- [Exercise brief]: Copy the data exactly. Images are to be left out.

Excerpts from an interface dataset:
--- START ---
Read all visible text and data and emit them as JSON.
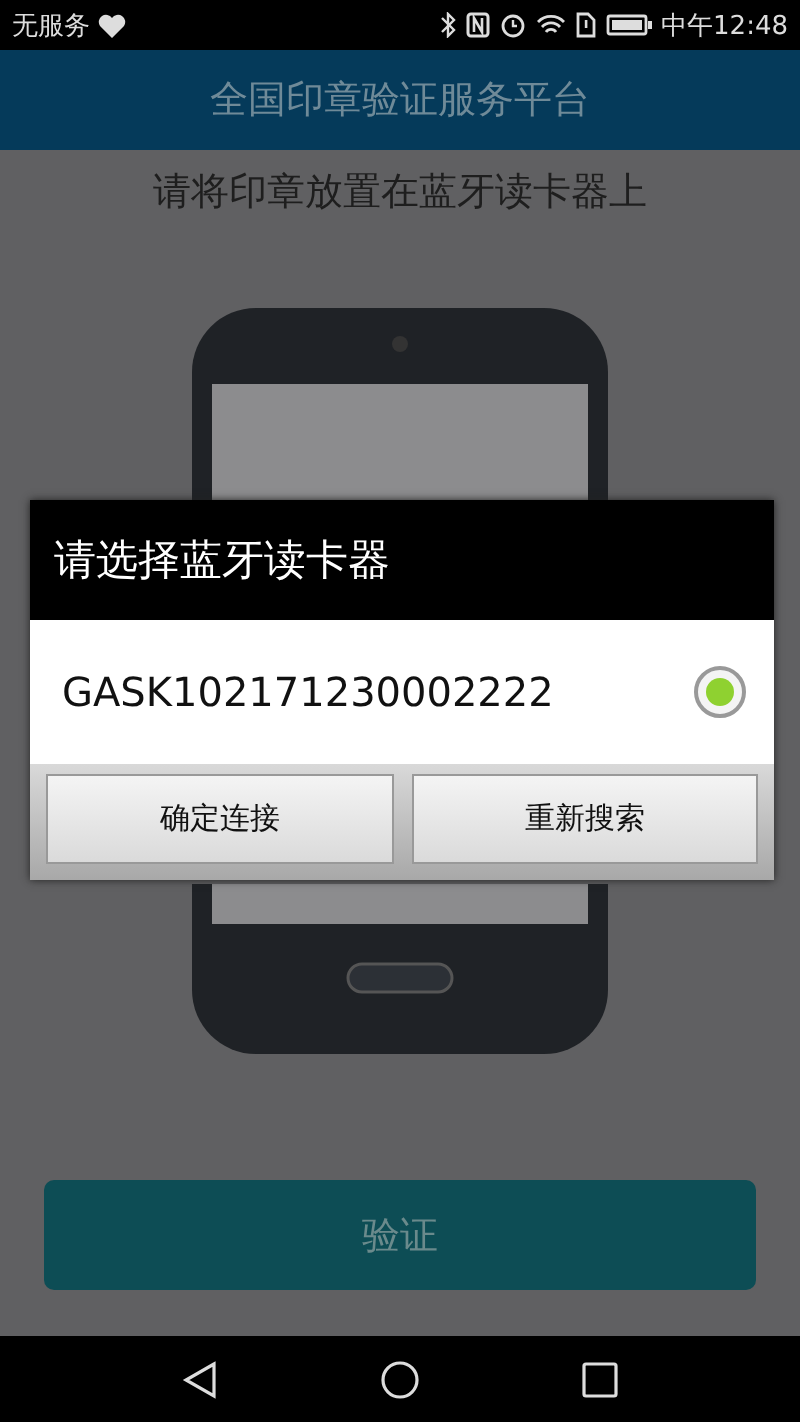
{
  "status_bar": {
    "carrier": "无服务",
    "time": "中午12:48"
  },
  "header": {
    "title": "全国印章验证服务平台"
  },
  "instruction": "请将印章放置在蓝牙读卡器上",
  "dialog": {
    "title": "请选择蓝牙读卡器",
    "devices": [
      {
        "name": "GASK102171230002222",
        "selected": true
      }
    ],
    "buttons": [
      "确定连接",
      "重新搜索"
    ]
  },
  "verify_button": "验证"
}
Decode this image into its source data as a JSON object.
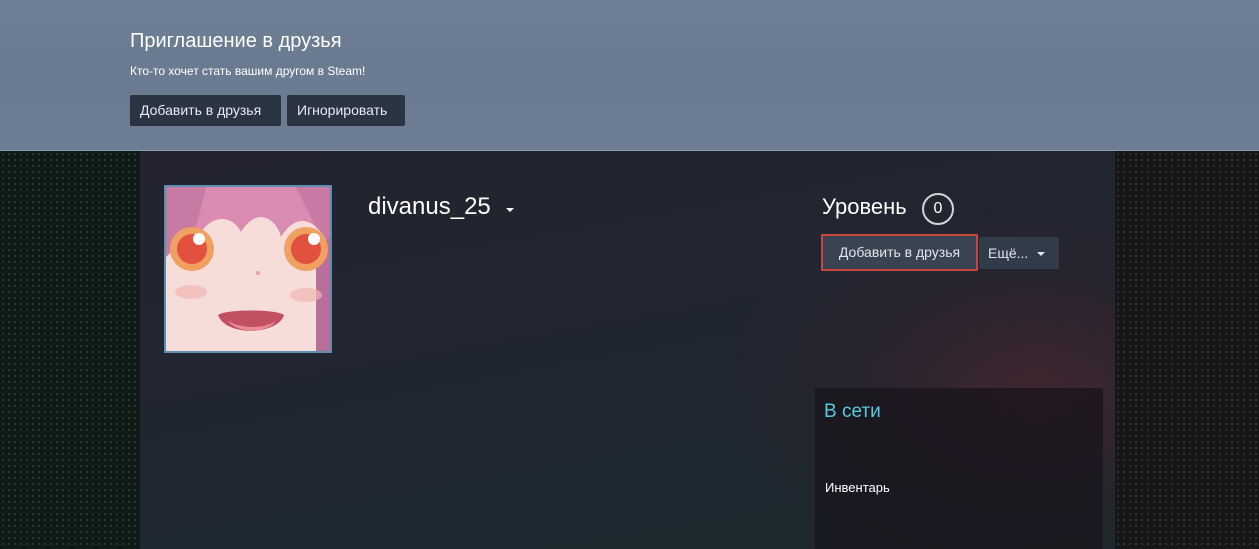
{
  "invite": {
    "title": "Приглашение в друзья",
    "subtitle": "Кто-то хочет стать вашим другом в Steam!",
    "add_label": "Добавить в друзья",
    "ignore_label": "Игнорировать"
  },
  "profile": {
    "username": "divanus_25",
    "level_label": "Уровень",
    "level_value": "0",
    "add_friend_label": "Добавить в друзья",
    "more_label": "Ещё...",
    "status": "В сети",
    "inventory_label": "Инвентарь"
  },
  "colors": {
    "banner": "#6e7f96",
    "online": "#57cbde",
    "highlight_border": "#c9473c"
  }
}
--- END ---
- [Task solution]:
Read all visible text and data and emit them as JSON.
{
  "status_bar": {
    "carrier": "无服务",
    "time": "中午12:48"
  },
  "header": {
    "title": "全国印章验证服务平台"
  },
  "instruction": "请将印章放置在蓝牙读卡器上",
  "dialog": {
    "title": "请选择蓝牙读卡器",
    "devices": [
      {
        "name": "GASK102171230002222",
        "selected": true
      }
    ],
    "buttons": [
      "确定连接",
      "重新搜索"
    ]
  },
  "verify_button": "验证"
}
Decode this image into its source data as a JSON object.
{
  "invite": {
    "title": "Приглашение в друзья",
    "subtitle": "Кто-то хочет стать вашим другом в Steam!",
    "add_label": "Добавить в друзья",
    "ignore_label": "Игнорировать"
  },
  "profile": {
    "username": "divanus_25",
    "level_label": "Уровень",
    "level_value": "0",
    "add_friend_label": "Добавить в друзья",
    "more_label": "Ещё...",
    "status": "В сети",
    "inventory_label": "Инвентарь"
  },
  "colors": {
    "banner": "#6e7f96",
    "online": "#57cbde",
    "highlight_border": "#c9473c"
  }
}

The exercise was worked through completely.